My days of sailing usually are at the top of the list. The basic rule of thumb when living on board is, "I'd rather be in this harbour wishing I was out there, than out there wishing I was in here." Bad weather is part and parcel of sailing but if you can avoid it, so much the better.
I've been through way too many 'will I survive this?' storms or bad conditions at sea but a few are up in the top 10 of bad. This is one of them.
On a moody January morning in 1986 Lee and I set sail from Morocco bound for Tenerife in the Canary Islands on a delivery of a bare bone Swan 37. They are Swedish built and one of the best sailing boats in the world. The weather was threatening but we were on the clock, which is never a good thing when sailing. The weather worsened steadily and soon we were barreling along under storm sail over raucous waves. The heavens just opened and belted us with heavy rain every time I went on watch.
It stayed bad for nearly three days, really bad. We had some scary incidents with unidentifiable ships and a few other mysterious, but quite funny, happenings. We were exhausted and very wet by the end of it as we had to hand steer the whole time. Water leaked in to our lockers and we had absolutely no dry clothes. Lee gets seasick the first couple of days out - he's fine when on the helm or flat out in his bunk. It's the in between bits that are difficult for him. I strapped myself to the stove a couple of times a day to make hot chocolate and a simple version of French toast. This sustenance was about all we could manage because the boat was bashing around so much.
I was on watch as a dull dawn broke, the wind started to lighten and the rain became a drizzle. The Atlantic swells were enormous. You had to steer up at an angle and then run down the other side at an angle. I was doing the wave zigzag when I saw dolphins playing in the big swells in the distance. I was just delighted. Dolphins make you feel safe and happy. My cheerful state of joy dimmed as we drew closer and I realized it wasn't dolphins, it was a pod of whales. The swells were so bloody big, they made the whales look small. I remember my heart sinking as I wondered, "Will this never end?" It did eventually, a weak sun came out, the sea calmed and we shook out the sails.
Later we festooned the railings with our clothes to dry. We sailed naked and free and laughed loudly at the exhilaration of the storm ending. A big school of dolphins - really dolphins this time - joined us and started playing across our bows. We were finally able to put the auto pilot on before we both rushed to the bow. It was a spectacle of fun. The dolphins rose out the water on their tails and chattered at us before diving and racing through the bow wave. It's one of the most wonderful sights in the world. Their happy faces and antics drove away any misery and fear.

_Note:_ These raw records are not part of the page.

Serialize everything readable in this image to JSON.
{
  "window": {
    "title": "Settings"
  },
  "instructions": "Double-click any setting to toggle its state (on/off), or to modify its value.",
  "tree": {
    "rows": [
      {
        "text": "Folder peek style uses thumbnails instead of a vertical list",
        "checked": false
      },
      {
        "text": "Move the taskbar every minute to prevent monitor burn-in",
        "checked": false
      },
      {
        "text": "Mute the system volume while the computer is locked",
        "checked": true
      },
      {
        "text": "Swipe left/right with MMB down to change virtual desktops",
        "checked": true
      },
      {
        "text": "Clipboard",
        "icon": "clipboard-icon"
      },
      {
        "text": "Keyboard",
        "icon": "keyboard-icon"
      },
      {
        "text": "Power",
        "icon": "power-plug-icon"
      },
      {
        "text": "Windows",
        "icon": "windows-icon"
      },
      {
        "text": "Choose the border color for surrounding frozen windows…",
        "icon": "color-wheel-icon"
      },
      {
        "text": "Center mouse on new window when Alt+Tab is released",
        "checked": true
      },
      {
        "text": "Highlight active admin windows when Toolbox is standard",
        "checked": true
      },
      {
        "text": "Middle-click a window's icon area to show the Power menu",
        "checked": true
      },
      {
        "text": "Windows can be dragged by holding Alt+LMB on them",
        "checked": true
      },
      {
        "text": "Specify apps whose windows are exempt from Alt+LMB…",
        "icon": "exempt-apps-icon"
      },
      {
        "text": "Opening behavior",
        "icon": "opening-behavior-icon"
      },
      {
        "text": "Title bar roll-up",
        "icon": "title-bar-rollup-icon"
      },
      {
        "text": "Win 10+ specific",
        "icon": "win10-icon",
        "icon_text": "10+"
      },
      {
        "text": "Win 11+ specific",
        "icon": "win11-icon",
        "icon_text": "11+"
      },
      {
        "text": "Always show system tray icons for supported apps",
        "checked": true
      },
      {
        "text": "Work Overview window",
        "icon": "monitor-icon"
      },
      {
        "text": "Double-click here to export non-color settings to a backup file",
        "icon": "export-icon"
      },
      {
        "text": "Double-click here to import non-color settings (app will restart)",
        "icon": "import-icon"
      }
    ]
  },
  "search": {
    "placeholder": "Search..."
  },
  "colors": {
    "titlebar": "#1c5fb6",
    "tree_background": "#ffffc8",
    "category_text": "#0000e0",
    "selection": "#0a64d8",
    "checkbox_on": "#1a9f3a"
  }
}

Dark and stormy nights often bring that trip back to me and I still wonder about that ship we couldn't identify...what it was, it's size or the direction it was going. And I am always very grateful indeed to be snug in my warm bed thinking about being out there, rather than being out there wishing I was in here.